Studies in human behavior

    loading  Checking for direct PDF access through Ovid
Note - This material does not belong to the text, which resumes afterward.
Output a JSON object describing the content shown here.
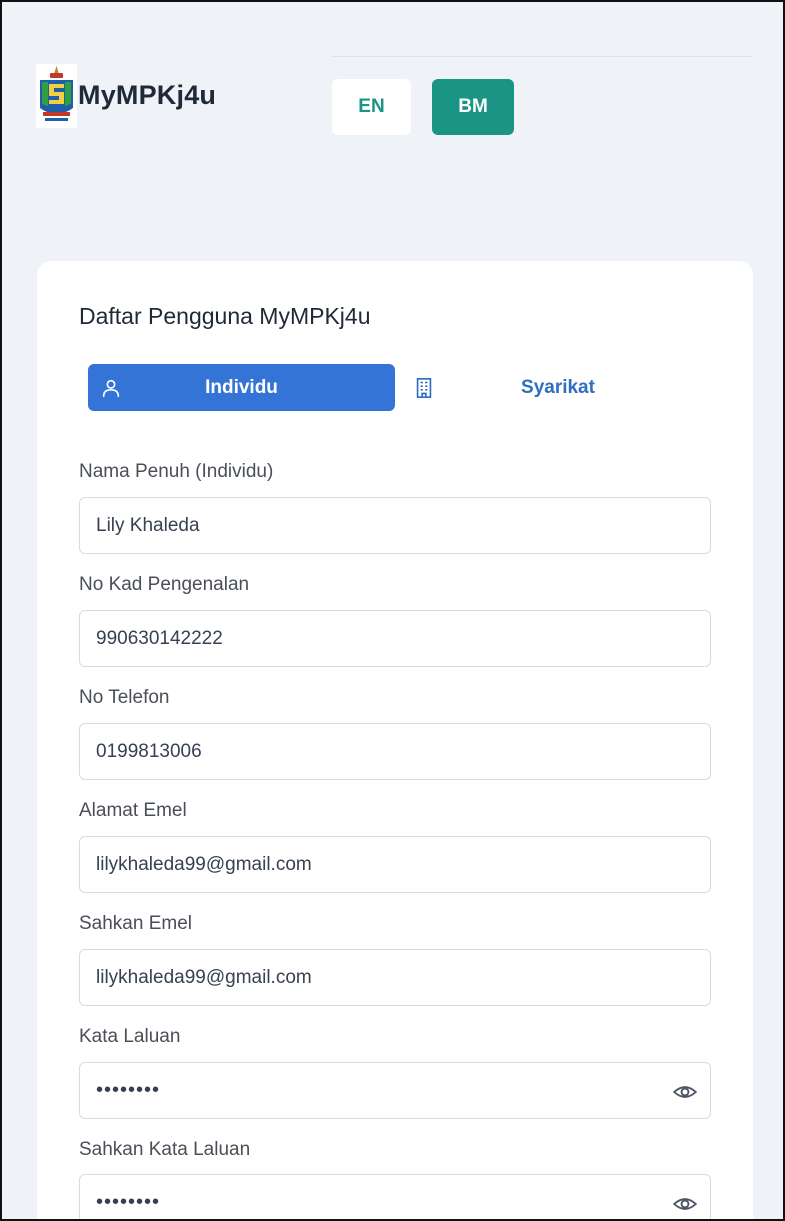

Reviews the book, Studies in human behavior by Merle Lawrence (1949). Lawrence's manual is an attempt to build a laboratory course which will have unity and coherence, and in which the experiments will illustrate “some of the more basic concepts that flow through general, social, and clinical psychology”. The author hopes to achieve his goal by orienting his experiments around a central theme. This theme is provided by a pervasive emphasis on perception as the key process in the analysis of human behavior. An overall evaluation of the book is difficult. Granted the author's particular theoretical position, one must say he has carried out his task of building a well-integrated laboratory course with imagination and great technical skill. But here is the rub: How many teachers will be willing to commit themselves to his position, especially at an introductory stage of instruction? Many will doubt that these experiments do present “in laboratory form the principles underlying human behavior” (p. iii). That they represent some principles no one would deny, but many principles are missing which have helped to shape modern psychology and which the beginning experimenter cannot easily afford to ignore, such as Gestalt principles of perception and the principles of contemporary learning theory. Lawrence's systematic venture is a welcome addition, but inevitably sacrifices scope for the sake of integration. (PsycINFO Database Record (c) 2006 APA, all rights reserved)

    loading  Loading Related Articles